The number stands there in my sidebar in stark contrast to the 227 posts I wrote in my most prolific blogging year, 2006, when I had 31 posts in a single month - November. That was the month I participated in NaBloPoMo, National Blog Posting Month, in which bloggers resolved to post every day for an entire month. Does NaBloPoMo even exist anymore? I have no idea. I've fallen so far off the blogging wagon I'm not even sure what other bloggers are doing these days.

Now, I'm not getting down on myself for not posting regularly in 2009. There are lots of reasons - lots of good reasons - why I didn't. But there are three things that occur to me as I contemplate the number 31.

First, I think that, for me, a scarcity of posts is a phenomenon that feeds on itself. There is a game my brain plays with itself, that goes something like this: if I'm only going to have one post a month, my brain contends, then it better be a darned good post.
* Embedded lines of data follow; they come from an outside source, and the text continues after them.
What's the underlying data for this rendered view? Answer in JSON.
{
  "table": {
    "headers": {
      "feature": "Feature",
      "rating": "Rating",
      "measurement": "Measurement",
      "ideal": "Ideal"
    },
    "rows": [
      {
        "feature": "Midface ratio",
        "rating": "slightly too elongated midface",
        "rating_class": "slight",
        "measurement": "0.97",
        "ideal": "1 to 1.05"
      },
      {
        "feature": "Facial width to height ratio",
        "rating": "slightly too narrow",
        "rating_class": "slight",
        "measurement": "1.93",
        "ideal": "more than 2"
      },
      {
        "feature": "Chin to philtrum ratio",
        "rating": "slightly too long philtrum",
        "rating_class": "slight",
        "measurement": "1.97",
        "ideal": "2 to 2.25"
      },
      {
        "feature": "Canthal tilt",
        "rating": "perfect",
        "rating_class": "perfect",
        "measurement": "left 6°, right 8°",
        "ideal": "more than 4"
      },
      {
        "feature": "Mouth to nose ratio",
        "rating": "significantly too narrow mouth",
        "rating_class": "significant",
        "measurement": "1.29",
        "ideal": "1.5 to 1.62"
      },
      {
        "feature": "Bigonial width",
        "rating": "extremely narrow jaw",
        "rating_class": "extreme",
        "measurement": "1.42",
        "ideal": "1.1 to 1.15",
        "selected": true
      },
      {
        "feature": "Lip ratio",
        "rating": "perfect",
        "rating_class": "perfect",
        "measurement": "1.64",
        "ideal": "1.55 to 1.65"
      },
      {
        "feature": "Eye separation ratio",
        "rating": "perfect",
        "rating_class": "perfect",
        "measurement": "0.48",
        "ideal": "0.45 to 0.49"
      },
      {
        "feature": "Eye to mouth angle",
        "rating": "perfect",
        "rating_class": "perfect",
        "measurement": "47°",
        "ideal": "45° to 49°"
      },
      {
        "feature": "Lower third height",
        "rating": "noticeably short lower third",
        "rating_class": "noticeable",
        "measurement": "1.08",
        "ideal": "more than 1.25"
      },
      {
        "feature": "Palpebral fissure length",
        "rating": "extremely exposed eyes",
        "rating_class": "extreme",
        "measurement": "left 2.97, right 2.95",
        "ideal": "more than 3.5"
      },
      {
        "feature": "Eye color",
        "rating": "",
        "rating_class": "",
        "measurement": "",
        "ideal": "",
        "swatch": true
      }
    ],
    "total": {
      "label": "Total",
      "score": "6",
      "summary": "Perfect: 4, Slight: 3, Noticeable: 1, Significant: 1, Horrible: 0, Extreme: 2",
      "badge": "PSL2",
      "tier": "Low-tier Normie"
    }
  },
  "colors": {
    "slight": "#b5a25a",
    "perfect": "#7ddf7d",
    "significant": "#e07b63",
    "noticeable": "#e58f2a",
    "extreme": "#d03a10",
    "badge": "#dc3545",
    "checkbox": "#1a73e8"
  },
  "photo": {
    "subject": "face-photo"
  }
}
When I'm posting a couple of times a week, I don't feel the same kind of self-imposed pressure. I can post a little nothing sort of post, secure in the knowledge that it will drop from top billing in just a couple of days. Not so when I think it might stay there for weeks on end. As a result, most things don't feel post-worthy, and even more time passes between posts.

Second, I miss blogging. I miss the mental exercise of writing. I miss the regular interaction with the blogging community.

And most importantly, third, I think I'm a better parent - a more mindful parent - when I'm blogging than when I'm not blogging. When I'm blogging, I reflect more on the everyday as I parse through our life and think about where to shine the blogging spotlight. And then, more often than not, the very act of trying to give those moments shape by putting them into words forces me to look at things differently, to make connections I might otherwise miss, to discover things I didn't know I knew.

So, I'm resolving. I'm not ready to make a year-long resolution, but I am prepared to start a little BloPoMo of my own, in hopes of finding my BloPo mojo again.

I'll be posting every day in January. I may not have anything at all to say, but I will be logging in, writing down, and hitting publish. Feel free to ignore them - I may end up with a whole lot of posts about what I had for lunch.

But I'll tell you this for sure: in 2010, I'll be hitting at least 32.